Even at home, American Idol judge Randy Jackson can’t stop critiquing. In the backyard of his five-bedroom, ranch-style house in Tarzana, Calif., he watches bemused as son Jordan, 5, struggles to scale a wooden fence. “Open the gate, dude!” Jackson bellows from the porch. Then he spots daughter Zoe, 7, who is sporting an unruly Afro. “Zoe, man, your hair is jumping off!” says Jackson, eliciting giggles all around. “He’s just always in a good mood,” says his wife, Erika. But, she adds, “he’s a perfectionist. He feels if you’re going to do something, you should do it right.”

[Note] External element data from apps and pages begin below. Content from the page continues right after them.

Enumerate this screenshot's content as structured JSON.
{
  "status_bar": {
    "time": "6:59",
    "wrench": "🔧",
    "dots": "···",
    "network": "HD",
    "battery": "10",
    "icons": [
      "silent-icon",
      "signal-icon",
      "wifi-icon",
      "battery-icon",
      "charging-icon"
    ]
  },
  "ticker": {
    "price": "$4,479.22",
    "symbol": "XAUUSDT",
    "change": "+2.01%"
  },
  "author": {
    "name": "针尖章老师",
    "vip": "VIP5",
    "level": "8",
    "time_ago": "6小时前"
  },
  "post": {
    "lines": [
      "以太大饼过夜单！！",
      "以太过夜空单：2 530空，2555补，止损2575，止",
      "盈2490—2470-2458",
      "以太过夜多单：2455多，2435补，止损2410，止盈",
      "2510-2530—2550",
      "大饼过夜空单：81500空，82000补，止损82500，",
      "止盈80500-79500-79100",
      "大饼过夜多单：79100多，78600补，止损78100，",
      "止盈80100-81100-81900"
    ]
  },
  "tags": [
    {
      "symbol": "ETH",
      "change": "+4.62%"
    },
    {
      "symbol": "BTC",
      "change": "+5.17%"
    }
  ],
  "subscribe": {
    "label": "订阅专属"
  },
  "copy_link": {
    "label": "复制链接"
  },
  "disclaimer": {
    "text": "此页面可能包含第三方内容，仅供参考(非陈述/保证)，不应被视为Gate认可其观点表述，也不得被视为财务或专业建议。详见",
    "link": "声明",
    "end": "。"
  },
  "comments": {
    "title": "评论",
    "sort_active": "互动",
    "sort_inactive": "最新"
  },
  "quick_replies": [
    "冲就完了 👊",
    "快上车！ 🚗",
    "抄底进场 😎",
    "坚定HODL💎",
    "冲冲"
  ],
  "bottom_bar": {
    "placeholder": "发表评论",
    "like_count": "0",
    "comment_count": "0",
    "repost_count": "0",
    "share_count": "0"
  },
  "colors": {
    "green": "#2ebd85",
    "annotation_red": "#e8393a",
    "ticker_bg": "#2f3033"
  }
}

At 42, Jackson seems to be following his own advice. A prolific if heretofore low-profile record producer (and “definitely not,” he says, related to those other musical Jacksons), he soared to TV stardom last season on FOX’s runaway hit talent show, teamed with fellow panelists Paula Abdul, who calls Jackson “a lovable teddy bear,” and Simon Cowell, the grizzly of the trio, who genuinely likes Jackson and likens him to, of all things, “a therapist. I’m always complaining and moaning to him,” says Cowell. “Randy’s the one person who’ll bring me back down to earth.”
Jackson sees himself as “the diplomat. Sometimes I have to mediate,” even off-camera, between Abdul and Cowell. “It’s like an Osbourne-type family, a little dysfunctional.”
Occasionally his own temper flares. Last season, after Cowell bashed one young hopeful particularly hard, Jackson nearly came to blows with the acerbic Brit. “We shook hands about it afterward. But it was fairly intimidating,” says Cowell, who now hangs out regularly with Jackson and Idol host Ryan Seacrest at a West Hollywood Italian restaurant. (“We call it the mini-boys club,” says Jackson.)
Given such prolonged exposure, is Jackson in danger of becoming Simonized? “He’s a bit more discerning this year,” says co-executive producer Ken Warwick. “I think his honesty has increased.” The truth can be harsh. Jackson told one Idol wannabe that his “Like a Virgin” rendition “was horrific, man,” and advised another, who had just shrieked Enrique Iglesias’s “Escape,” “Don’t sing ever, anymore.”
He’s not only meaner but leaner. After overindulging during Christmas, “I just cut back on portions and play more tennis,” says Jackson, who also fits in three cardio workouts a week. “It’s not a diet,” he insists. Whatever it is, it’s working: He’s already shed 20 lbs. “If I continue like this,” he says, “it could become a way of life.”
So far, that role has been filled by music. Growing up in Baton Rouge the youngest of three children of Herman, an Exxon plant foreman who died in 1994, and Julia, 72, a homemaker, he listened to a local R&B band rehearse in his neighborhood. Then 10, “I was so enthralled,” he says. “I thought, ‘Wow, I wanna be one of those guys.’ ”
Though a star athlete in high school, Jackson would come home from practice, grab his bass and sneak out to perform at local clubs. He enrolled at Southern University in 1975 and took time off during senior year to play with jazz-fusion drummer Billy Cobham. After graduating in 1979, he worked as a session musician and songwriter on more than 1,100 albums. “He’s one of the best musicians I’ve ever met,” says pal Kevin Guarnieri, 32, an L.A. recording engineer. “He can play everything, from jazz to classical to pop.”
A decade later Jackson headed to L.A. to produce and write. He worked as senior vice president of artist and repertoire at Columbia Records (where he befriended and began working with Mariah Carey) and later at MCA.
Music also infused his love life. His first marriage, to singer-songwriter Elizabeth Jackson, ended in 1990 (they share joint custody of daughter Taylor, now 13). A year later, while at a music video shoot, Jackson met Erika Riker, a former ballet dancer. They wed in 1995. “I think he’s completely adorable,” says Erika, 33, now a full-time homemaker.
An agent friend approached Jackson in 2001 about American Idol. Swayed by “really funny” tapes of Pop Idol, the show’s UK predecessor, he agreed to give it a go. Jackson is knee-deep in Idol chatter until May, but he finds time to collaborate with Carey (he coproduced, cowrote and performed on her recent Charmbracelet album), manage newer artists like Nikka Costa and Van Hunt and unwind with Erika and the kids. And he’s not above a few non-Idolic pursuits, such as his bimonthly trips to the ballet. “I’m this cool, vibey, dope guy,” he says. “But I love the Nutcracker!”
Alexis Chiu in Los Angeles